→ THE PROBLEM: Could you restate every record below word for word?

--- EXERCISE DATA Enclosed Below ---

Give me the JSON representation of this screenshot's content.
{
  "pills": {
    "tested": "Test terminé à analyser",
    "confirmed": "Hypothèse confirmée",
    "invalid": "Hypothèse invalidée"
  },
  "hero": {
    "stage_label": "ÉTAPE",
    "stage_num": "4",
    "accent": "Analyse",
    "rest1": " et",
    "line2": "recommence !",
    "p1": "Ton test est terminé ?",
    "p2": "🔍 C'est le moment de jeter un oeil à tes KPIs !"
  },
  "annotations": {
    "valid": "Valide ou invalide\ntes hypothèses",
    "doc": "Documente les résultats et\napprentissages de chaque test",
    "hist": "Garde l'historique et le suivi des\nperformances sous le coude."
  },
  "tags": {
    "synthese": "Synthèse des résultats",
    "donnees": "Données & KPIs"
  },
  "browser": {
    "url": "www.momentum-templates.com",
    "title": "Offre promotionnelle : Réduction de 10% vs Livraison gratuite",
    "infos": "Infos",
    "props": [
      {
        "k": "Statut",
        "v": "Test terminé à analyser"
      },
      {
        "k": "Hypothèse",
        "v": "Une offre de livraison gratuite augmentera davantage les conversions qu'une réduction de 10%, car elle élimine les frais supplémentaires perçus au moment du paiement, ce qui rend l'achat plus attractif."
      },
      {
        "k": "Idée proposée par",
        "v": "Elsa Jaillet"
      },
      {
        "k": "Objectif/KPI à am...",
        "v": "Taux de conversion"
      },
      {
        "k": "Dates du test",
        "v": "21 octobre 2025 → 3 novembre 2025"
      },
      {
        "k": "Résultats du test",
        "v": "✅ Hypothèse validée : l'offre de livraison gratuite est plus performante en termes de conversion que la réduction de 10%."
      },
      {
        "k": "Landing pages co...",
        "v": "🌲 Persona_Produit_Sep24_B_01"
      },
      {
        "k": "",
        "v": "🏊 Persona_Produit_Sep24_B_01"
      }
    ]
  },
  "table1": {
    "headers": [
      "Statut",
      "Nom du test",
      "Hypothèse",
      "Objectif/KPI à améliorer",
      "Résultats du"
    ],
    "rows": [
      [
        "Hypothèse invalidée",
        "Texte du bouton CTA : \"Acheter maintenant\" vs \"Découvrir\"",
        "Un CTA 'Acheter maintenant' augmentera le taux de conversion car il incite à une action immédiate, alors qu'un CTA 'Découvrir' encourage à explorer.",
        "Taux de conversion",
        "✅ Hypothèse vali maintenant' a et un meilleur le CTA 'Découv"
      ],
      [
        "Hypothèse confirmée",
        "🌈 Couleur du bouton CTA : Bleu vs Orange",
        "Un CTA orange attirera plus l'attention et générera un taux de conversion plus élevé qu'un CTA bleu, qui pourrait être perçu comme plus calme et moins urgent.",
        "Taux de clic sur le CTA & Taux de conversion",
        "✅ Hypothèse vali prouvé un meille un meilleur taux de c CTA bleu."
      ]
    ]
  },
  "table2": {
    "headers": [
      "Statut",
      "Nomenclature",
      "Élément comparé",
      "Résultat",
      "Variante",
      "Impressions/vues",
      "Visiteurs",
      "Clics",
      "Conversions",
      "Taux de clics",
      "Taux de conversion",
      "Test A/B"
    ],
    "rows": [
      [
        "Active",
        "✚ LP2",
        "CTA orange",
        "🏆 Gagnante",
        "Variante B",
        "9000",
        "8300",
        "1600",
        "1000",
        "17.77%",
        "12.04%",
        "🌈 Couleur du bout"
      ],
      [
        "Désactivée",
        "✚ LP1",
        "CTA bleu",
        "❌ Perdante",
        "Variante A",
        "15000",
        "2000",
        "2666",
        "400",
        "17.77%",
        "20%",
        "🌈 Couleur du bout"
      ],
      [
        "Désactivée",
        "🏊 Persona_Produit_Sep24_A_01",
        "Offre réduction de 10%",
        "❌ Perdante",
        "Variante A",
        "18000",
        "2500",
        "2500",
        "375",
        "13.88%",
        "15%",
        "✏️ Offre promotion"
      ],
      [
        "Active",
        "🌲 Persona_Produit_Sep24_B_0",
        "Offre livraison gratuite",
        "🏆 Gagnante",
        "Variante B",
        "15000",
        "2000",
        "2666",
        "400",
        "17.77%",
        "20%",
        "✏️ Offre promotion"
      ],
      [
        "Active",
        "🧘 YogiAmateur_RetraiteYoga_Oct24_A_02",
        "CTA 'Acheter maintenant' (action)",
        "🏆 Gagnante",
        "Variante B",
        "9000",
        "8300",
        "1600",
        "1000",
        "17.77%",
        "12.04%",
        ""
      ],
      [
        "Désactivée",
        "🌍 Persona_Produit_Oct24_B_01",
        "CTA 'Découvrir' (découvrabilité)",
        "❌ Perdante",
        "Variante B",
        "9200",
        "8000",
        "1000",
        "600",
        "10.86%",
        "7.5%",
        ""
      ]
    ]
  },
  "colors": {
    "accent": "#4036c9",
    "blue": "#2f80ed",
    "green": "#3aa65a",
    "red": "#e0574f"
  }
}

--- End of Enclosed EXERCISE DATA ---

→ RESULT OF THE TASK:
Give me the JSON representation of this screenshot's content.
{
  "pills": {
    "tested": "Test terminé à analyser",
    "confirmed": "Hypothèse confirmée",
    "invalid": "Hypothèse invalidée"
  },
  "hero": {
    "stage_label": "ÉTAPE",
    "stage_num": "4",
    "accent": "Analyse",
    "rest1": " et",
    "line2": "recommence !",
    "p1": "Ton test est terminé ?",
    "p2": "🔍 C'est le moment de jeter un oeil à tes KPIs !"
  },
  "annotations": {
    "valid": "Valide ou invalide\ntes hypothèses",
    "doc": "Documente les résultats et\napprentissages de chaque test",
    "hist": "Garde l'historique et le suivi des\nperformances sous le coude."
  },
  "tags": {
    "synthese": "Synthèse des résultats",
    "donnees": "Données & KPIs"
  },
  "browser": {
    "url": "www.momentum-templates.com",
    "title": "Offre promotionnelle : Réduction de 10% vs Livraison gratuite",
    "infos": "Infos",
    "props": [
      {
        "k": "Statut",
        "v": "Test terminé à analyser"
      },
      {
        "k": "Hypothèse",
        "v": "Une offre de livraison gratuite augmentera davantage les conversions qu'une réduction de 10%, car elle élimine les frais supplémentaires perçus au moment du paiement, ce qui rend l'achat plus attractif."
      },
      {
        "k": "Idée proposée par",
        "v": "Elsa Jaillet"
      },
      {
        "k": "Objectif/KPI à am...",
        "v": "Taux de conversion"
      },
      {
        "k": "Dates du test",
        "v": "21 octobre 2025 → 3 novembre 2025"
      },
      {
        "k": "Résultats du test",
        "v": "✅ Hypothèse validée : l'offre de livraison gratuite est plus performante en termes de conversion que la réduction de 10%."
      },
      {
        "k": "Landing pages co...",
        "v": "🌲 Persona_Produit_Sep24_B_01"
      },
      {
        "k": "",
        "v": "🏊 Persona_Produit_Sep24_B_01"
      }
    ]
  },
  "table1": {
    "headers": [
      "Statut",
      "Nom du test",
      "Hypothèse",
      "Objectif/KPI à améliorer",
      "Résultats du"
    ],
    "rows": [
      [
        "Hypothèse invalidée",
        "Texte du bouton CTA : \"Acheter maintenant\" vs \"Découvrir\"",
        "Un CTA 'Acheter maintenant' augmentera le taux de conversion car il incite à une action immédiate, alors qu'un CTA 'Découvrir' encourage à explorer.",
        "Taux de conversion",
        "✅ Hypothèse vali maintenant' a et un meilleur le CTA 'Découv"
      ],
      [
        "Hypothèse confirmée",
        "🌈 Couleur du bouton CTA : Bleu vs Orange",
        "Un CTA orange attirera plus l'attention et générera un taux de conversion plus élevé qu'un CTA bleu, qui pourrait être perçu comme plus calme et moins urgent.",
        "Taux de clic sur le CTA & Taux de conversion",
        "✅ Hypothèse vali prouvé un meille un meilleur taux de c CTA bleu."
      ]
    ]
  },
  "table2": {
    "headers": [
      "Statut",
      "Nomenclature",
      "Élément comparé",
      "Résultat",
      "Variante",
      "Impressions/vues",
      "Visiteurs",
      "Clics",
      "Conversions",
      "Taux de clics",
      "Taux de conversion",
      "Test A/B"
    ],
    "rows": [
      [
        "Active",
        "✚ LP2",
        "CTA orange",
        "🏆 Gagnante",
        "Variante B",
        "9000",
        "8300",
        "1600",
        "1000",
        "17.77%",
        "12.04%",
        "🌈 Couleur du bout"
      ],
      [
        "Désactivée",
        "✚ LP1",
        "CTA bleu",
        "❌ Perdante",
        "Variante A",
        "15000",
        "2000",
        "2666",
        "400",
        "17.77%",
        "20%",
        "🌈 Couleur du bout"
      ],
      [
        "Désactivée",
        "🏊 Persona_Produit_Sep24_A_01",
        "Offre réduction de 10%",
        "❌ Perdante",
        "Variante A",
        "18000",
        "2500",
        "2500",
        "375",
        "13.88%",
        "15%",
        "✏️ Offre promotion"
      ],
      [
        "Active",
        "🌲 Persona_Produit_Sep24_B_0",
        "Offre livraison gratuite",
        "🏆 Gagnante",
        "Variante B",
        "15000",
        "2000",
        "2666",
        "400",
        "17.77%",
        "20%",
        "✏️ Offre promotion"
      ],
      [
        "Active",
        "🧘 YogiAmateur_RetraiteYoga_Oct24_A_02",
        "CTA 'Acheter maintenant' (action)",
        "🏆 Gagnante",
        "Variante B",
        "9000",
        "8300",
        "1600",
        "1000",
        "17.77%",
        "12.04%",
        ""
      ],
      [
        "Désactivée",
        "🌍 Persona_Produit_Oct24_B_01",
        "CTA 'Découvrir' (découvrabilité)",
        "❌ Perdante",
        "Variante B",
        "9200",
        "8000",
        "1000",
        "600",
        "10.86%",
        "7.5%",
        ""
      ]
    ]
  },
  "colors": {
    "accent": "#4036c9",
    "blue": "#2f80ed",
    "green": "#3aa65a",
    "red": "#e0574f"
  }
}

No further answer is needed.